admin's picture

HONIARA, Solomon Islands (Solomon Star, Nov. 17) –More than 1000 Solomon Islanders have been already employed to work on the palm oil plantation on Guadalcanal.

Eighty percent of the work force are from Guadalcanal.

Currently, the workers have been engaged to rehabilitate and reconstruct the oil palm mill, the headquarters and workers’ houses.

These were badly damaged in the ethnic tension that broke out in 1999.

Agriculture Minister Enele Kwanairara told parliament Malaysian engineers are being engaged to help with the mill’s rebuilding, which should be ready for use by next May or June.

But he says the company’s headquarters should be completed before Christmas, adding both buildings need a lot of work to be carried out on them.

The new company, Guadalcanal Plains Palm Oil Limited, jointly owned by the Papua New Guinea-based New Britain Palm Oil Limited and the landowners, is building 50 houses for its new labour force.

Mr Kwanairara says 2000 hectares of the old plantations are being replanted with 190,000 seedlings.

On the employment focus, Commerce and Employment Minister Walton Naezon says during the first year of operation, 1500 jobs will be available and in later years when 12,000 hectares of land will be cleared for oil palm plantations, 3000 jobs will be available.

Mr Kwanairara says the company expects to ship its first palm oil export in July or August next year.

He says the project is a very important development for all stakeholders, adding what has happened so far is very promising.

Former Finance Minister Francis Zama asked if the new company and the landowners have in place an employment policy which will ensure social harmony between workers to avoid future ethnic uprisings.

And former Health Minister and MP for West Kwara’ae, Benjamin Una suggested the engagement of people from the provinces in which development projects are being developed as their employment policies.

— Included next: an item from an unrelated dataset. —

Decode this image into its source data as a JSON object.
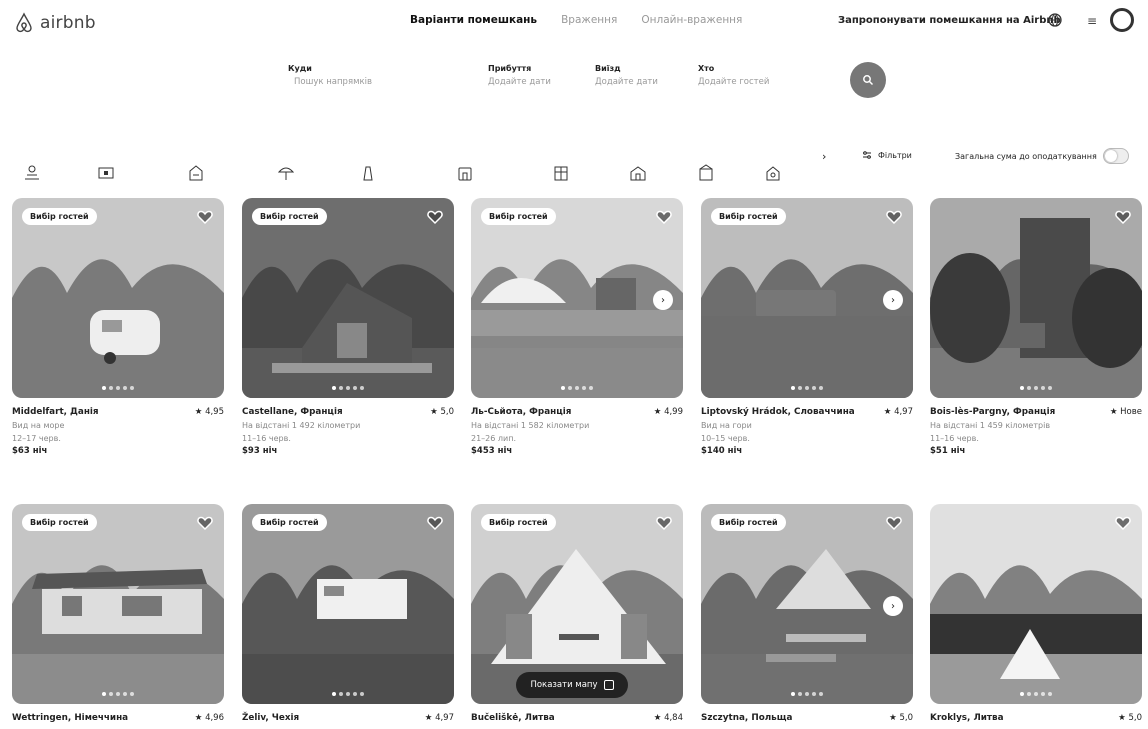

Mr Kwanairara says companies, landowners and developers should have learnt from the recent ethnic problems so they should establish employment-friendly policies.

He reminds all Solomon Islanders that they have a duty to ensure such incidents do not occur and that projects are protected so development can go forward.

And Prime Minister Sir Allan Kemakeza told parliament that employment policies should exclude discrimination, because people should be engaged because of their skills and experiences.

Friday, November 18, 2005

Solomon Star:

Rate this article: 
No votes yet

Add new comment